The rejection of the European Union’s (EU) final report on the presidential election held on February 25 has drawn criticism from opposition parties such as the Peoples Democratic Party (PDP) and the Labour Party (LP). These parties deemed the EU Observer Mission’s highlighting of “enduring systemic weaknesses” in the election as lacking credibility. Conversely, the Presidency dismissed the EU report as a “poorly done desk job” and refuted claims of election irregularities.
The EU report presented 23 recommendations for electoral reforms, emphasizing the importance of transparency, inclusiveness, and accountability. In response, the Presidency questioned the EU’s data collection methods and asserted that the 2023 general elections were well-organized and credible.
In light of this, Atiku Abubakar, the PDP’s candidate in the last election, accused the Presidency of failing to acknowledge the truth and raised doubts about the credibility of the election, citing delays in result uploads by the Independent National Electoral Commission (INEC). Atiku’s special assistant, Mr. Phrank Shaibu, stated that the EU’s final report indicated that the election outcome did not reflect the people’s will.
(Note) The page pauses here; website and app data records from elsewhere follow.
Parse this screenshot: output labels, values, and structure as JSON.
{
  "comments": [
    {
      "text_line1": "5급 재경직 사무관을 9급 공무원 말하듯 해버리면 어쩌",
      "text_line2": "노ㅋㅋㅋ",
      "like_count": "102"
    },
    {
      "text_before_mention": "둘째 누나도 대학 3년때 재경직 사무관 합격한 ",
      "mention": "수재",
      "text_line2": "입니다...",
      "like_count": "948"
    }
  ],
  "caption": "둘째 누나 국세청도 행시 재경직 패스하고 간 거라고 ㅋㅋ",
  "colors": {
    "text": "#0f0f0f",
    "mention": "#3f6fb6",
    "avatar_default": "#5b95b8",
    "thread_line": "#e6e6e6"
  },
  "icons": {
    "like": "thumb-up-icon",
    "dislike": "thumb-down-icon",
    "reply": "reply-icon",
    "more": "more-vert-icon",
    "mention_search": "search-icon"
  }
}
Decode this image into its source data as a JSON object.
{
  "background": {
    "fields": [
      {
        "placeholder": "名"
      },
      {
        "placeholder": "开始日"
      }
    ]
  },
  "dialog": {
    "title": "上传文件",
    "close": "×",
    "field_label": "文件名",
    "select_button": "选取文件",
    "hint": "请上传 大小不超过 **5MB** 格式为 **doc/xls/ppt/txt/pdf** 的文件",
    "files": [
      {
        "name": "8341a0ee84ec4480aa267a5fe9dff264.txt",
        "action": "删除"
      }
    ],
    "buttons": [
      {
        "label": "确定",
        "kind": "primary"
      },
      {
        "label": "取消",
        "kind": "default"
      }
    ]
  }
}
He criticized the Federal Government for accepting support from the EU during the elections but disregarding its findings because they were unfavorable.
Similarly, the National Publicity Secretary of the LP, Obiora Ifoh, described the Presidency’s response as an attempt to save face. He pointed out that the EU report was just one of many submissions by international observers who regarded the election as a sham that did not represent the majority of Nigerians’ will.
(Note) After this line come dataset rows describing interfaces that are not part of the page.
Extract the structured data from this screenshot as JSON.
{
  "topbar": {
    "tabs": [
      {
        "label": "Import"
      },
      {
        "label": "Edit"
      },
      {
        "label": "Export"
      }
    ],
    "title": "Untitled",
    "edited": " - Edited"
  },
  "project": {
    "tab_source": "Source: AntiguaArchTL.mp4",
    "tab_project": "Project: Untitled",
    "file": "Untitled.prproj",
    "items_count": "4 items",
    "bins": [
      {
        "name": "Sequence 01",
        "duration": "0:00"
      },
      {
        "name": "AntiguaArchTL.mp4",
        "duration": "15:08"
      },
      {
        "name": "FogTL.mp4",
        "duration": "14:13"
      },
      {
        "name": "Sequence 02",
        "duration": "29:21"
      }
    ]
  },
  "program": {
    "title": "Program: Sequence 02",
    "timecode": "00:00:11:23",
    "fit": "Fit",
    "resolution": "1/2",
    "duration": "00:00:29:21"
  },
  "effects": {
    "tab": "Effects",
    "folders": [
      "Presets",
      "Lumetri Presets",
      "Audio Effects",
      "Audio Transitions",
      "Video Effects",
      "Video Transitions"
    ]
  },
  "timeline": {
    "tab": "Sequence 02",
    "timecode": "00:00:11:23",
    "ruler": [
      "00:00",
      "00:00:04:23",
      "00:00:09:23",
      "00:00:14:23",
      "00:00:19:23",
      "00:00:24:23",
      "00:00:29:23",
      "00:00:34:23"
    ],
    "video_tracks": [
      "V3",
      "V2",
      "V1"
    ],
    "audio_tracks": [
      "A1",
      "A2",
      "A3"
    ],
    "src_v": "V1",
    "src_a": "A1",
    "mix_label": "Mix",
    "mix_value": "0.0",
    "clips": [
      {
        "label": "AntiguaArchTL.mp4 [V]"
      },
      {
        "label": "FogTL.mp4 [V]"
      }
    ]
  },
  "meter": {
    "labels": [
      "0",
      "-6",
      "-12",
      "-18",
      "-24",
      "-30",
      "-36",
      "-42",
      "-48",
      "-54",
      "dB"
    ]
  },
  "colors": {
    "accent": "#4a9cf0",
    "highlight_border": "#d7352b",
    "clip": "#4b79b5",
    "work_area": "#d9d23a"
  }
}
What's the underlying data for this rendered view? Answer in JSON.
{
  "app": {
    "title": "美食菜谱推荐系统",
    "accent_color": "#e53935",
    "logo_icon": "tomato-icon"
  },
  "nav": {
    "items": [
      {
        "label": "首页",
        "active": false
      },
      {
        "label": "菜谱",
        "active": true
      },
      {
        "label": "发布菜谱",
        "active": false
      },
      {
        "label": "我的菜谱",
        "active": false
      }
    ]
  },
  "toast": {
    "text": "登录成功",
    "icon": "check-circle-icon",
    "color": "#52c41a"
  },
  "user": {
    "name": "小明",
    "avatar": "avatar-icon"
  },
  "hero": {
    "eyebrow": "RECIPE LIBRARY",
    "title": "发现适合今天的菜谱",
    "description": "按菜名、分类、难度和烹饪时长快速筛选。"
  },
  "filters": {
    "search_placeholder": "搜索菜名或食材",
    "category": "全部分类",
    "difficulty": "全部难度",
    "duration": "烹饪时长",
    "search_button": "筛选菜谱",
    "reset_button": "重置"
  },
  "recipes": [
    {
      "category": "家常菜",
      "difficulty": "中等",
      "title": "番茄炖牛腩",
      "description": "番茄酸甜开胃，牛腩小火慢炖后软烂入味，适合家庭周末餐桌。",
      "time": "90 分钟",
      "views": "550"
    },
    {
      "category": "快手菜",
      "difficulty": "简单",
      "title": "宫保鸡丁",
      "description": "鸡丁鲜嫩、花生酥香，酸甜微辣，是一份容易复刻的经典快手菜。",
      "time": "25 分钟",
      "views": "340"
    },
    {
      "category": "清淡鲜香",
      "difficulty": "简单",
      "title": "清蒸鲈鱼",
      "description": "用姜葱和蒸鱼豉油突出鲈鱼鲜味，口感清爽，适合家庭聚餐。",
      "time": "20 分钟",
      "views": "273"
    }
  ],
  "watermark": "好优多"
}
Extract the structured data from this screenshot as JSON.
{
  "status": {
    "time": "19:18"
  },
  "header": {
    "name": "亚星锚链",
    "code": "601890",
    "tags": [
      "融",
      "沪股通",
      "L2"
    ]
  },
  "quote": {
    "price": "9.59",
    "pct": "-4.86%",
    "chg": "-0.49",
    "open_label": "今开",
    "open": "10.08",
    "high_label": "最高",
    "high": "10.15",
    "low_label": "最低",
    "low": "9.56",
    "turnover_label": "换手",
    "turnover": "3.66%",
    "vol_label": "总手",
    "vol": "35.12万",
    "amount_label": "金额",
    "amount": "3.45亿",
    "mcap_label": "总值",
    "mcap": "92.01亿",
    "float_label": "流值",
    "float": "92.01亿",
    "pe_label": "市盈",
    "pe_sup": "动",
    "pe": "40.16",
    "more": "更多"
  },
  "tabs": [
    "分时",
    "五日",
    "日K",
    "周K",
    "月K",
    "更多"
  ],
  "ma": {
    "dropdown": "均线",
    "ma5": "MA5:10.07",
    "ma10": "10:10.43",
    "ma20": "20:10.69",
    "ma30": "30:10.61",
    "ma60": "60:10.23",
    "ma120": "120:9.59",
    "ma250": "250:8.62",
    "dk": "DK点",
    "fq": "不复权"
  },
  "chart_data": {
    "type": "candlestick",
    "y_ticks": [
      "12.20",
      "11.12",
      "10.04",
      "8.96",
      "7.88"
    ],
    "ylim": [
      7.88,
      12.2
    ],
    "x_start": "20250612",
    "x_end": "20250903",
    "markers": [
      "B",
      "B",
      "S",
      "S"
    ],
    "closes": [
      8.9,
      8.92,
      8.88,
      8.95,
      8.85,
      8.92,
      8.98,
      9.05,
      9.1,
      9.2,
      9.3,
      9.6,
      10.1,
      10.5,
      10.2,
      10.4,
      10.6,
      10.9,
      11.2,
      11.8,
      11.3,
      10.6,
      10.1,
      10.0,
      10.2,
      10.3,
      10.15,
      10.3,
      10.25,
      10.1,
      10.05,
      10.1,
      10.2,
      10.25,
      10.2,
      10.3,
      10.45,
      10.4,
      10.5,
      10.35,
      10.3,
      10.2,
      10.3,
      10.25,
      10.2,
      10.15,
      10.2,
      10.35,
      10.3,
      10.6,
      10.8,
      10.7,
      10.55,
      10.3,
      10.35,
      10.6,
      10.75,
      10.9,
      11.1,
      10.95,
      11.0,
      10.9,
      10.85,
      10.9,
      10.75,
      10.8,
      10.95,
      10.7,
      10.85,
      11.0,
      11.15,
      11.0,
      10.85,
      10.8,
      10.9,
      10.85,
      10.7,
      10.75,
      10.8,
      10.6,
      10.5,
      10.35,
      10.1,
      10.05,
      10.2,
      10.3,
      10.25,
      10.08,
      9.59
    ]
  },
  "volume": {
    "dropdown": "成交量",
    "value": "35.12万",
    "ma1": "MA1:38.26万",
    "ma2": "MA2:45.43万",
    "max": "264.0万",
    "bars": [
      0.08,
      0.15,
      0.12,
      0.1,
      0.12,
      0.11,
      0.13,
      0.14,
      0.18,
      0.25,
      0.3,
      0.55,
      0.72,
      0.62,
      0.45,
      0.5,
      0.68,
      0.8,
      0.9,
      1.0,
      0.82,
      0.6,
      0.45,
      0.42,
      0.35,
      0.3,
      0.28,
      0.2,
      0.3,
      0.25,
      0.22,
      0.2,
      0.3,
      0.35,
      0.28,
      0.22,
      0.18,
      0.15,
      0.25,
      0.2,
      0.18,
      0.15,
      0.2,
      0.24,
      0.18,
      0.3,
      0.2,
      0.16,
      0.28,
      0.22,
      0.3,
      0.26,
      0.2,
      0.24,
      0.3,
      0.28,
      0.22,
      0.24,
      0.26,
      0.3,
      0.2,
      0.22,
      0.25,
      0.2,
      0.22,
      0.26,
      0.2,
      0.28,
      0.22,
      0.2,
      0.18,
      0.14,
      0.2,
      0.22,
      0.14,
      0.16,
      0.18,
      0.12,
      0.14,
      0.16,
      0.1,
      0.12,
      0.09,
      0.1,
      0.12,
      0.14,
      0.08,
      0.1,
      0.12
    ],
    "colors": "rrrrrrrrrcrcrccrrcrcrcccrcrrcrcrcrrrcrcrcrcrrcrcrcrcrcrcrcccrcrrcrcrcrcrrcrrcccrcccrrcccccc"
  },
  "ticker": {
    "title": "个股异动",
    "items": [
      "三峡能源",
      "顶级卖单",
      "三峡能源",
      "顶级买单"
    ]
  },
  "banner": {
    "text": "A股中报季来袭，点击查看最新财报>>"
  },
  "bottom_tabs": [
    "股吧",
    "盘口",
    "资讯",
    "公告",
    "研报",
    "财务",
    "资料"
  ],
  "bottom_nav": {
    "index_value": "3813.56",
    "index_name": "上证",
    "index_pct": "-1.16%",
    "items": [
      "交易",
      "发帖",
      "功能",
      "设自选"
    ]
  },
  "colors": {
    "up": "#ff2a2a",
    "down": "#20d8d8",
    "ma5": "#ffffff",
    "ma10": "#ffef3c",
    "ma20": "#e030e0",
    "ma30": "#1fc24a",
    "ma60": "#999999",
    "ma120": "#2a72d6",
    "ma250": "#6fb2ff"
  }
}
The PDP, LP, and other opposition parties supported the findings of the EU report and emphasized the need to challenge the election outcome in court. While the ruling All Progressives Congress (APC) defended the election’s credibility, the EU report was seen as an opportunity for improvement rather than a condemnation. The mention of a Government of National Unity (GNU) in Nigeria added further complexity to the opposition’s response to the EU assessment.